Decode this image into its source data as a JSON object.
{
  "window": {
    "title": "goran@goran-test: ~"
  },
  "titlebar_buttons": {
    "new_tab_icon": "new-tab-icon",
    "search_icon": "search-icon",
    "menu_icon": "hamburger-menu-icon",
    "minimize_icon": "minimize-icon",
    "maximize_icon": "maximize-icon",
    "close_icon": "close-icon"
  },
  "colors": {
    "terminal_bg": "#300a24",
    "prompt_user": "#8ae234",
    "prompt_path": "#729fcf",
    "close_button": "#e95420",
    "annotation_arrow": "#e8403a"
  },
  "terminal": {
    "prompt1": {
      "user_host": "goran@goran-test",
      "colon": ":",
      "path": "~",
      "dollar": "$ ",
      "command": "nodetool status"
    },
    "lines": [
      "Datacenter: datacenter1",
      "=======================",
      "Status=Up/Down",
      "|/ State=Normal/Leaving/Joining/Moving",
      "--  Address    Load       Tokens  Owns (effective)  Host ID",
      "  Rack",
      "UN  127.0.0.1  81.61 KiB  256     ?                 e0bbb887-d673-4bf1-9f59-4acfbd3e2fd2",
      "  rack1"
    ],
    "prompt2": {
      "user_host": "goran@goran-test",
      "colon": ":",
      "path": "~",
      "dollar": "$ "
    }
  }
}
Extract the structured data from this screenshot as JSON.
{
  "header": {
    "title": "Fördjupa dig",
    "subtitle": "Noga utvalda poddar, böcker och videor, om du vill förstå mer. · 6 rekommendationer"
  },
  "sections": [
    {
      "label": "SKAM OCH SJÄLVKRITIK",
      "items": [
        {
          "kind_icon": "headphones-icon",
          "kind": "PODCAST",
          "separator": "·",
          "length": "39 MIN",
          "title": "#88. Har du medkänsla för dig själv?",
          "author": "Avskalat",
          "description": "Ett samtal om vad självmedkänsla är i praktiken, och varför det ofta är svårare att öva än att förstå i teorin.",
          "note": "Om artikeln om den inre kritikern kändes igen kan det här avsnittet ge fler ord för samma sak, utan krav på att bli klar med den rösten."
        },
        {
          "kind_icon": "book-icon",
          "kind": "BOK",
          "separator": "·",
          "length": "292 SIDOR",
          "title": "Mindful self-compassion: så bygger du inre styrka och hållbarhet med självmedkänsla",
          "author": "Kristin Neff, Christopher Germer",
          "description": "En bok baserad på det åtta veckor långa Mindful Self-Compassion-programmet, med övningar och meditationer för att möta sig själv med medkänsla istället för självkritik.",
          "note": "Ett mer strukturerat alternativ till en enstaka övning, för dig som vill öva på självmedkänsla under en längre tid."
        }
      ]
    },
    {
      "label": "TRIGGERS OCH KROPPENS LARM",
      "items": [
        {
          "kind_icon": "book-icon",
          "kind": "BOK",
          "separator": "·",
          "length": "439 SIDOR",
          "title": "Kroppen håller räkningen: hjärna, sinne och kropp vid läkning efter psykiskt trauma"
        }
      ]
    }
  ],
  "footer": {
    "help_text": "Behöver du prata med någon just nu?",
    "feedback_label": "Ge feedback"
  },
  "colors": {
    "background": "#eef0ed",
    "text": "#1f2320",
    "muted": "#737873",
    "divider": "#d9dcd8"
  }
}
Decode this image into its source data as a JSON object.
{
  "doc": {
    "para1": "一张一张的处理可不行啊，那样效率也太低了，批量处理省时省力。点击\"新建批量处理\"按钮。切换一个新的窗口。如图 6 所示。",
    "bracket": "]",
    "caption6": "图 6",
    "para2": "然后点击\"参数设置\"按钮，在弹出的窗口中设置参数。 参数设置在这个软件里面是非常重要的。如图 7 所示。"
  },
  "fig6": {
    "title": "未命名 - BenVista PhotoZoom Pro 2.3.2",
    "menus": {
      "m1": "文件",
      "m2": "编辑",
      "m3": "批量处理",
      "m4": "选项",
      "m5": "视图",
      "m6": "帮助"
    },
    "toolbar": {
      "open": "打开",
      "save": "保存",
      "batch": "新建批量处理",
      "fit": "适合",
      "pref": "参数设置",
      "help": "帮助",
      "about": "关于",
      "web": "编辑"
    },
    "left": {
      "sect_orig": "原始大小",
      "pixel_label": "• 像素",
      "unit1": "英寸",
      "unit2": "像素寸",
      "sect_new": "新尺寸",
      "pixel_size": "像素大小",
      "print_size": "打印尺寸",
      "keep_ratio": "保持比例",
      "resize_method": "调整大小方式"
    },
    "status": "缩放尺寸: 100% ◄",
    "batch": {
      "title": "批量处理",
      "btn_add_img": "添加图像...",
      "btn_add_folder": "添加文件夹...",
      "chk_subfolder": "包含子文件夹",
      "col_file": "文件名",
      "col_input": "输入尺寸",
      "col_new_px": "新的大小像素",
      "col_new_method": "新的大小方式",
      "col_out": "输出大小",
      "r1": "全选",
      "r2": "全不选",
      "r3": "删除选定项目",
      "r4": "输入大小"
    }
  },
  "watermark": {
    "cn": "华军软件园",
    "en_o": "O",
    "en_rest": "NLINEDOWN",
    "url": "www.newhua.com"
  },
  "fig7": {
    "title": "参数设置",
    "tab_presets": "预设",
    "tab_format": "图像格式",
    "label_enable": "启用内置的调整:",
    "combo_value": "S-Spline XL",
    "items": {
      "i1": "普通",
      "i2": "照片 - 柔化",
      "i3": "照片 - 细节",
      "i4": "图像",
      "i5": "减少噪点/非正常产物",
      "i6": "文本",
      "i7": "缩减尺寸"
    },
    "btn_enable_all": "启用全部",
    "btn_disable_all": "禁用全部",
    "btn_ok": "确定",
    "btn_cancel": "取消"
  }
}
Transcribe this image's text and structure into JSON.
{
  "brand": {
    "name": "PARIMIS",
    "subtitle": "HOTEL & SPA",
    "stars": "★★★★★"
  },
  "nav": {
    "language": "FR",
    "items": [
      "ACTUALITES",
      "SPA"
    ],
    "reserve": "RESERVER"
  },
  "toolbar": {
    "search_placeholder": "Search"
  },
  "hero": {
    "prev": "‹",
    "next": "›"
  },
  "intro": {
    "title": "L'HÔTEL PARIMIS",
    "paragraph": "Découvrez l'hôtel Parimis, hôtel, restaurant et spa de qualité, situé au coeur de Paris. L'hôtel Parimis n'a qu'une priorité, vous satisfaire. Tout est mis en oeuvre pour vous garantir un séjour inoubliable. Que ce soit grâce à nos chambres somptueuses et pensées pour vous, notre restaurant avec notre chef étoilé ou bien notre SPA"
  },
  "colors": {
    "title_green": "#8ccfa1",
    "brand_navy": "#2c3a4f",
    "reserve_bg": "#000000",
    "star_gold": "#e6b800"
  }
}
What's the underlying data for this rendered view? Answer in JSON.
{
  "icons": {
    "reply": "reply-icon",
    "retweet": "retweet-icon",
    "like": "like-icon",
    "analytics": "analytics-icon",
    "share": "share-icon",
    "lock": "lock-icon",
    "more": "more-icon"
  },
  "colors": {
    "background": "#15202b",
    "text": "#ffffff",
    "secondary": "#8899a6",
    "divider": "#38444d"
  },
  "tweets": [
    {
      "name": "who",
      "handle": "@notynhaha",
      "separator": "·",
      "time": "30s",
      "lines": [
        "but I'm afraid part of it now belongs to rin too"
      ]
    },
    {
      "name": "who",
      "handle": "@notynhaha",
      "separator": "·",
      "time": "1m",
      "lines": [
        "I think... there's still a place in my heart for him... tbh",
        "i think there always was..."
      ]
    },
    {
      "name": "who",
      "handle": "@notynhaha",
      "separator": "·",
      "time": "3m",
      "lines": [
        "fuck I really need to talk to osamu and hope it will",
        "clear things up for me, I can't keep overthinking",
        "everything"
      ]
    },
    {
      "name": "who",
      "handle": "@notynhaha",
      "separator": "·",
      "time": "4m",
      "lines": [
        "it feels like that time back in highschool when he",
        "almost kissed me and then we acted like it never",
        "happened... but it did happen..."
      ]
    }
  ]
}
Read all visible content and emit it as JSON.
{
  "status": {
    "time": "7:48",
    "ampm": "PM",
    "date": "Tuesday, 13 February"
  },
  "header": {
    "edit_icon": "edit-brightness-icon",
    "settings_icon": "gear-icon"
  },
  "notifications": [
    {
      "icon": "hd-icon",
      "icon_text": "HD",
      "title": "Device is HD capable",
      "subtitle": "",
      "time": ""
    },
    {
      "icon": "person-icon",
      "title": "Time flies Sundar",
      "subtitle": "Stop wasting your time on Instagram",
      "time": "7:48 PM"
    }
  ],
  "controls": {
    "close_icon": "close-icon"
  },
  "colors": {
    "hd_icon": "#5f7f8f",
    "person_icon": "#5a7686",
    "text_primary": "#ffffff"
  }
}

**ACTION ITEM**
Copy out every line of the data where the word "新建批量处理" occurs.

**RESPONSE TO THIS TASK**
    "para1": "一张一张的处理可不行啊，那样效率也太低了，批量处理省时省力。点击\"新建批量处理\"按钮。切换一个新的窗口。如图 6 所示。",
      "batch": "新建批量处理",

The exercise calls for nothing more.